Anyone casting an eye over the group PMI market recently can’t help but notice a few changes to the menu. This once static sector has been refreshed by the notion of increased flexibility and choice.
So what has motivated the change? Some say it is the consumer-centred culture, where purchasers are taking an increasingly demanding stance and insisting on healthcare policies that fit in with their specific needs, instead of settling for the ready-made offer. “I think that everyone is desperate for innovation in the market, including consumers,” confirms Liz Hammond, director at Cheshire-based Private Medicine Intermediaries. “And the concepts behind some of these new products are very strong as they can adapt to a wide range of lifestyle and needs.”
The increased presence of flexible plans suggests providers expect more employers to consider the provision of PMI as an employee benefit. This is partially due to the expansion of the small corporate sector. But it also anticipates employers targeting staff further down the hierarchy for whom PMI is less common. In this case, flexible plans can give employers the option to offer basic cover to employees, with the in-built option to enhance cover should it be necessary. Should a member’s needs change or should the employer wish to extend the policy for remunerative or promotional reasons, cover can be easily adapted.
Royal & SunAlliance’s (RSA) Values product, launched in January this year, is a prime example of the flexible approach. RSA has sold £15m worth of Values since its launch and has seen a renewal rate of 90 per cent.
The product was born from RSA’s recognition that the market, particularly the small corporate area, had changed. “This sector has become a lot more sophisticated and has a clear view of what it needs and wants,” notes Gerry Callaghan, head of sales and customer relations, RSA Healthcare and Assistance. “We set out to grow this area of the market. Sixteen per cent of Values clients have never had PMI before so I think we have managed that.”
WPA’s new Enterprise Flexible Benefits scheme is the latest in this stream of products making choice the principle of the policy. The core benefit provides standard cover including hospital charges, specialist in-patient and day case services, NHS cash benefit and MRI scans. The scheme adds quality to the most basic cover through a health information support line and cover for psychiatric treatment.
Enterprise Flexible Benefits then gives clients the choice to enhance their cover by choosing any of the five bolt on options. An out-patient option offers swift access to specialists, avoiding the long waiting periods so common on the NHS, and a therapy option gives £1,000 for all listed therapy types, which include physiotherapy, osteopathy and homeopathy. For staff conducting business abroad there is a worldwide option giving full cover for repatriation, evacuation and family assistance. Dental cover, increasingly popular with the corporate sector, will contribute towards both serious and routine treatment. The cash plan option offers the usual optical, dental and physiotherapy benefits, and can also be purchased as a stand-alone benefit for employers who find it is not possible to provide every staff member with WPA’s Standard Cover.
But flexibility is not just about adding benefits or numbers of staff covered.
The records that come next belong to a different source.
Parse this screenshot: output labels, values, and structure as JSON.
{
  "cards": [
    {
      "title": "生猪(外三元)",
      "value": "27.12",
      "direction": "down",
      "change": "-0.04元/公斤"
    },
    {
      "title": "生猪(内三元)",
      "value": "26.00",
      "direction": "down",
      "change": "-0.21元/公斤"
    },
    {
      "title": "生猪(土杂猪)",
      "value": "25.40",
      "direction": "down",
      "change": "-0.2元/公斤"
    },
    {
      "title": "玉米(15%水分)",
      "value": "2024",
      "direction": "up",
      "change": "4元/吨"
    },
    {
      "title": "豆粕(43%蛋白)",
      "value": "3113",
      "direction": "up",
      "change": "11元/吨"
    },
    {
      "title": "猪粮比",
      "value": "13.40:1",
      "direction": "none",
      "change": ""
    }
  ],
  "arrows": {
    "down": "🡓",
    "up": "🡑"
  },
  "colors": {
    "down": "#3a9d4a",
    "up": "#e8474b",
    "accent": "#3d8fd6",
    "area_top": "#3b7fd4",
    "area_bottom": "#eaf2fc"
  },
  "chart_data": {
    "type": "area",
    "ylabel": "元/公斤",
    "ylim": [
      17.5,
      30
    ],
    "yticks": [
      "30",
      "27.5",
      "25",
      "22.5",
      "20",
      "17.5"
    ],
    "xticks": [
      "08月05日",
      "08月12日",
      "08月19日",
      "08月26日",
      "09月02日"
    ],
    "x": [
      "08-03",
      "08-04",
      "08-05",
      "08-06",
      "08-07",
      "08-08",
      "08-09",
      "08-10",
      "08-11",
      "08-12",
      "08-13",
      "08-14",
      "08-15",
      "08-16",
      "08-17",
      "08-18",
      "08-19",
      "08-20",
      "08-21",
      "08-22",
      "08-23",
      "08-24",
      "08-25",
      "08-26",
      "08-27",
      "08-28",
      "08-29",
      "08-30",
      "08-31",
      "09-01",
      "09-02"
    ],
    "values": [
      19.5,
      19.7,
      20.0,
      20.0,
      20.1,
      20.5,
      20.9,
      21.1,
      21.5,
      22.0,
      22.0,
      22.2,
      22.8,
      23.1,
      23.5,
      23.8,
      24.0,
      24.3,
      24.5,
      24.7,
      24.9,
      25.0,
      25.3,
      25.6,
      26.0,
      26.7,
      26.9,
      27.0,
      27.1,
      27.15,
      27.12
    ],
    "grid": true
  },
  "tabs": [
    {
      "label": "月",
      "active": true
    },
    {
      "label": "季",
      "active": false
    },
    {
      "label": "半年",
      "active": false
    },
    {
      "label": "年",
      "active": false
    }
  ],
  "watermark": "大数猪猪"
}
Eliminating unnecessary cover gives a solution to cost-conscious employers who previously avoided PMI, perceiving it as too expensive. Flexible plans keep benefits and costs pertinent to the client’s present needs, so costs can be kept down without sacrificing the quality of cover.
It’s great news for brokers too. For those employers who are not familiar with the mix and match style product, a broker can be invaluable. “They can be complicated products to understand,” says Hammond. “Purchasers and group secretaries may need help grasping these policies, so brokers are very important.”
Some disagree with the pick and mix approach, arguing that the essential function of PMI is to protect against the unexpected so blanket cover is more important. “We prefer to offer our customers a comprehensive policy, with as wide a range of cover as possible,” says Phillip Fowles, sales and marketing director, at BCWA. “Should people really want extras, then by all means, they can bolt on a dental plan or a cash plan.”
There are also underwriting concerns.
Derry Andrews, general manager of Strasbourgeoise, underwriter of the Clinicare range of products, says: “From the consumer’s point of view, flexible plans are obviously attractive. But from an underwriting point of view, these plans are very difficult to price, because when people choose these products they are naturally going to choose the benefits that they think they will use the most.”
But the signs are that many providers are promoting consumer involvement in product mechanics. Norwich Union’s Fair and Square allows clients to choose if they wait for NHS treatment and collect the cash or receive private treatment immediately. And abandoning the strict, ready-made approach in favour of cafeteria-style options promotes the imaginative input for brokers, providers and consumers alike.